>>>>>
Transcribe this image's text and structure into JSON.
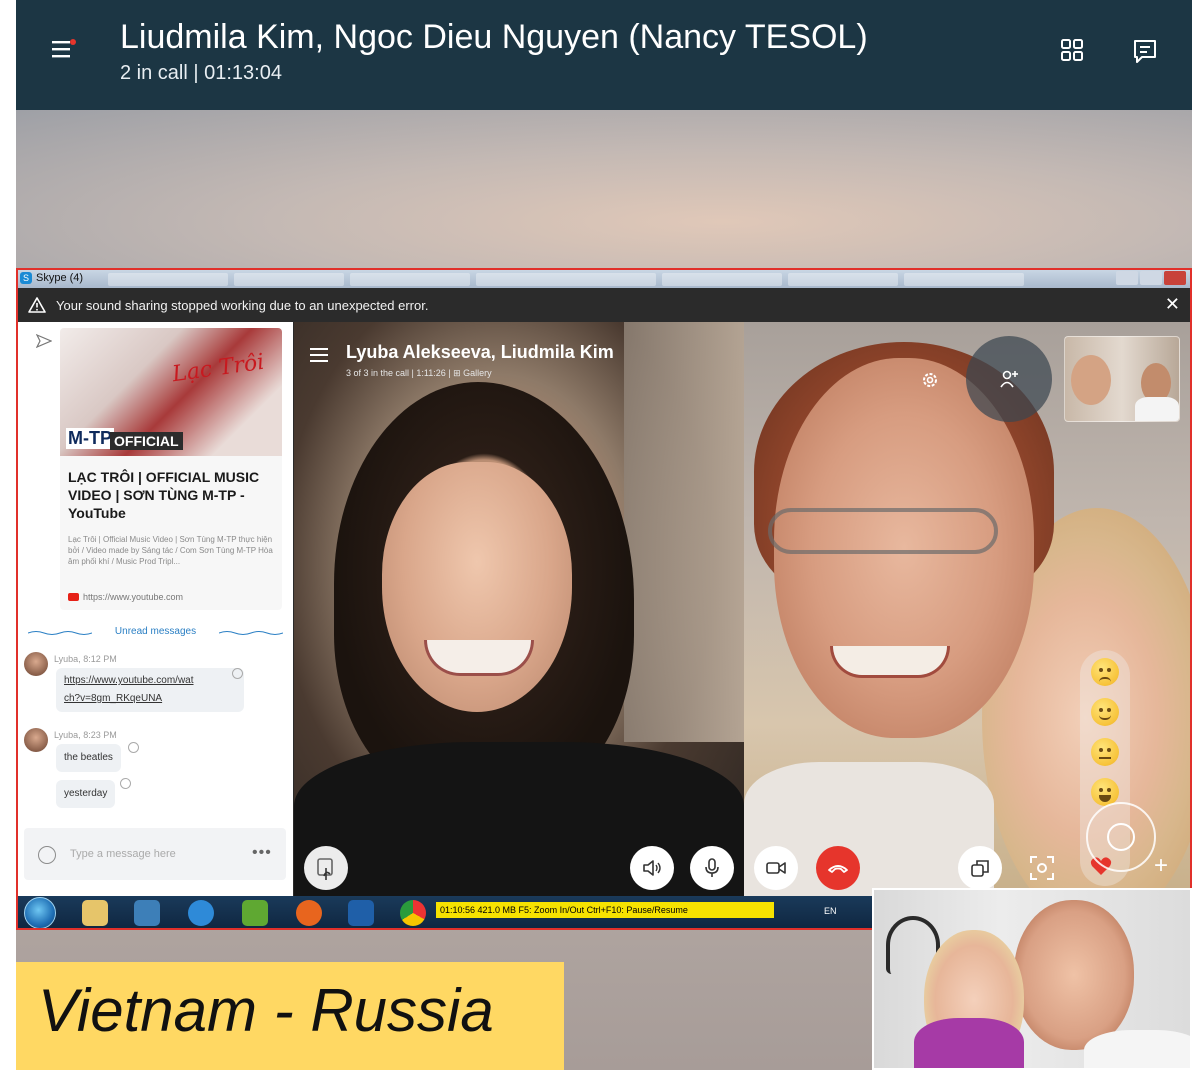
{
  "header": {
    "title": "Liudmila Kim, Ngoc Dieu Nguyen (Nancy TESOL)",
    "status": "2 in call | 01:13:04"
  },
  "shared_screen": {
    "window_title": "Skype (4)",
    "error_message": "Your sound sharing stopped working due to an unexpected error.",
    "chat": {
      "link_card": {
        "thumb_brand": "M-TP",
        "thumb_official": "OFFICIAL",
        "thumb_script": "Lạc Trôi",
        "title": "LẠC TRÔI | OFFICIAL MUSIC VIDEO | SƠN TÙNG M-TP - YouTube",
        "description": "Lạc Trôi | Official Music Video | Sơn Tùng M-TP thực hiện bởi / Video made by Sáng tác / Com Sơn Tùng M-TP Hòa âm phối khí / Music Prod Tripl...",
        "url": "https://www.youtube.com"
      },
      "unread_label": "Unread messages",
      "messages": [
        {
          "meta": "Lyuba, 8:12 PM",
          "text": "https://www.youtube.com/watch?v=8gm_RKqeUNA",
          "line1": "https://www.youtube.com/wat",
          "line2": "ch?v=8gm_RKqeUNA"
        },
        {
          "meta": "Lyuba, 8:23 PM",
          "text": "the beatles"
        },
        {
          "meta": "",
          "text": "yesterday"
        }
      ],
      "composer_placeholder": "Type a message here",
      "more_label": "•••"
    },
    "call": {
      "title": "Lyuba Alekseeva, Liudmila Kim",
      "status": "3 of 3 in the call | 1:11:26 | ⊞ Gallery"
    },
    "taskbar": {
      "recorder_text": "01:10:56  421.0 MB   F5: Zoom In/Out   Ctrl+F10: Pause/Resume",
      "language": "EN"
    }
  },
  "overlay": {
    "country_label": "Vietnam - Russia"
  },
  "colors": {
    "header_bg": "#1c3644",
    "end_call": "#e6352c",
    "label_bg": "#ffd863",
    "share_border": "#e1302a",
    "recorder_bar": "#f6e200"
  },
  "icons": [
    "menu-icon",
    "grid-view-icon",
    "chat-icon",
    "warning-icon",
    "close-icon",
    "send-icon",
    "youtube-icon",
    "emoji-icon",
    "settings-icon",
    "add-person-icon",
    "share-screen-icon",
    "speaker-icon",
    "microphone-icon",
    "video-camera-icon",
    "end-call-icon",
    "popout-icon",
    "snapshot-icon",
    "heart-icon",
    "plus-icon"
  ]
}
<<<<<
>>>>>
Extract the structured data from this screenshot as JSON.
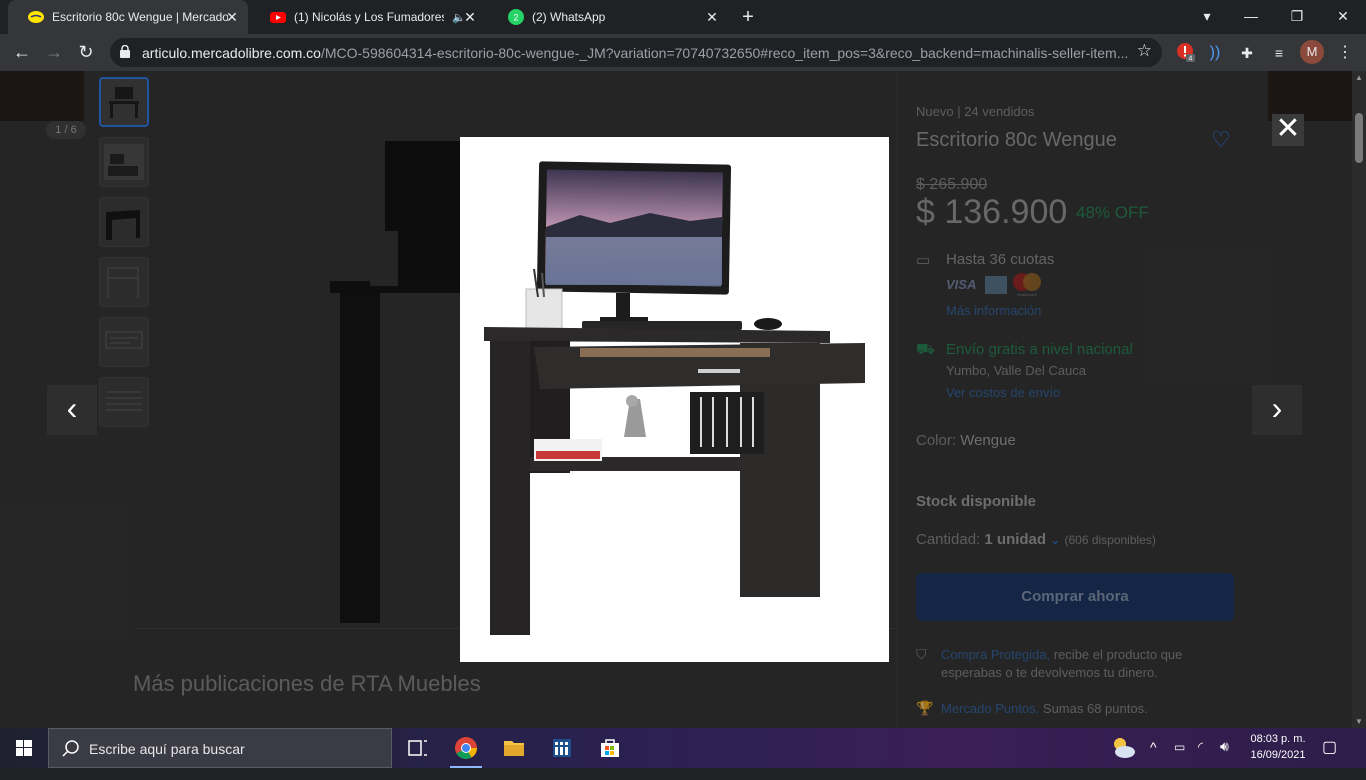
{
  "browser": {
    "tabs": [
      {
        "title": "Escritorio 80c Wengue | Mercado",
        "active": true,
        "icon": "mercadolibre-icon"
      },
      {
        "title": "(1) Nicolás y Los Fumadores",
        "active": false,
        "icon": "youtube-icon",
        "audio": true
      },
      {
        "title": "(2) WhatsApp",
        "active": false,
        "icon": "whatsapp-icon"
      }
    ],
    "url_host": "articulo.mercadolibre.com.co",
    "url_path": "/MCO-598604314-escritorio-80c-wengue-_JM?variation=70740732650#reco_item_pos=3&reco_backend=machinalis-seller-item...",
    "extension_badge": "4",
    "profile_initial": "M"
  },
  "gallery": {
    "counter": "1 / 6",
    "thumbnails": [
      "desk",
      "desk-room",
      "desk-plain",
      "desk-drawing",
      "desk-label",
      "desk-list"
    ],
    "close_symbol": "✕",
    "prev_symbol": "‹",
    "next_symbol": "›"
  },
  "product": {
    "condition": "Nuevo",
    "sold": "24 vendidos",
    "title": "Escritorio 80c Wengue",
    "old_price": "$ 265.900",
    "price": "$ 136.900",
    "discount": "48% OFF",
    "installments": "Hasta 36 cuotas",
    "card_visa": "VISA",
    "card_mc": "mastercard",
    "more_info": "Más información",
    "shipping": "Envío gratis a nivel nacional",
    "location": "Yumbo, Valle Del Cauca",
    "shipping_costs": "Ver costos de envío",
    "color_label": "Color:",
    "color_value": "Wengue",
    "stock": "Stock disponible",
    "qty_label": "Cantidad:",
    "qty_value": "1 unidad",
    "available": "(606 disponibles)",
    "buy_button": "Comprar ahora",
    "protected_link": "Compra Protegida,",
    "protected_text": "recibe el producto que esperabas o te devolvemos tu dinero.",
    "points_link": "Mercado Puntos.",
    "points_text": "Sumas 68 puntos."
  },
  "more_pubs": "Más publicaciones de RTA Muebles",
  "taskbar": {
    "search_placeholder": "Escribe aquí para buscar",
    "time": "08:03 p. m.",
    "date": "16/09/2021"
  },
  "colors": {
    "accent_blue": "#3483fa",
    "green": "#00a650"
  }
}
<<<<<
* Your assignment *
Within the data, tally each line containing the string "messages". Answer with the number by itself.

* Answer below *
2